Provide links. The reader may be interested in learning more about a piece of information you touched upon. Links also show that you did your homework.
Obsess about your spelling and grammar. Errors will inevitably cause you to lose readers. (Avoiding these 20 copywriting errors is a good start to keeping yourself in check.)
Be aware of your tone. This will help you to better speak to and connect with your target audience.
Don’t click-bait. Headlines should be punchy and lure in readers, but they should mean what they say.
Credibility isn’t just about positioning yourself as a decent writer, and thought leader, however. It’s about gaining trust from your readership.
Content should be educational and informative, not promotional.
Self-promotion kills consumer trust in branded content.
While this may seem obvious, there’s actually research to back it up.
4. Come up with awesome topics.
If you want people to keep reading what you’re writing, your content needs to be interesting, fun, and useful.
Coming up with fresh topics can be tricky if you’ve been working in the same market for a long time and are dry on ideas.
Consider your dry spell over.
While there are a handful of free online idea generators, keep up with other publications your target consumer reads. Look for unique topic angles that haven’t yet been covered.
Read the comments section of articles. What are readers curious to know more about? Use this (free) information to your advantage.
Visit sites like Quora, Facebook, and Twitter to get a better understanding of what your target consumer is talking about, interested in, and what they’re generally seeking.
Another way to mine awesome topic ideas is to measure your own content. Which pieces have the most clicks and engagement rates?
Blog posts with the most clicks probably have great headlines, interesting topics, or both. Make sure to duplicate these equations when you know they work well.
5. Go where your customers are.
Research shows that by 2018, smartphone users in the U.K. will exceed 46 million.
And millennials, those between the ages of 18 and 24, are so attached to their mobile device that almost half of them check their phone in the middle of the night.
It’s safe to say that brands now need to be on mobile. And as part of the user experience, regular mobile sites are not as effective as responsive sites.

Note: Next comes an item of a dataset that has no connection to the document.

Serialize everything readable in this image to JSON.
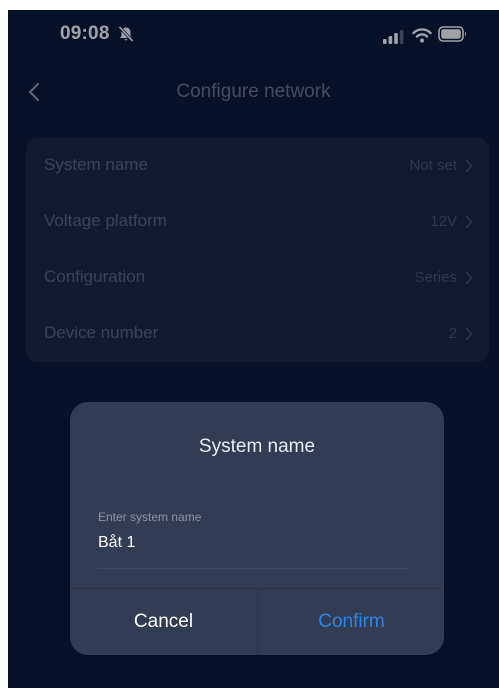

Even Google prefers responsive sites. This positively affects SEO, but more on that later.
If you want readers to keep reading, you must have a presence on the devices they’re constantly in front of.
Search Engine Optimization (SEO) is one of the easiest ways to drive traffic — from both new and repeat visitors — to your site, blog, or whatever other content you’re trying to get eyes on.
If you do it correctly, that is.
By moving up in Google Search, there’s no doubt that more people will see your content.
If you’re not savvy with creating content for SEO, find a reputable company that is. (That’s us – we can help!)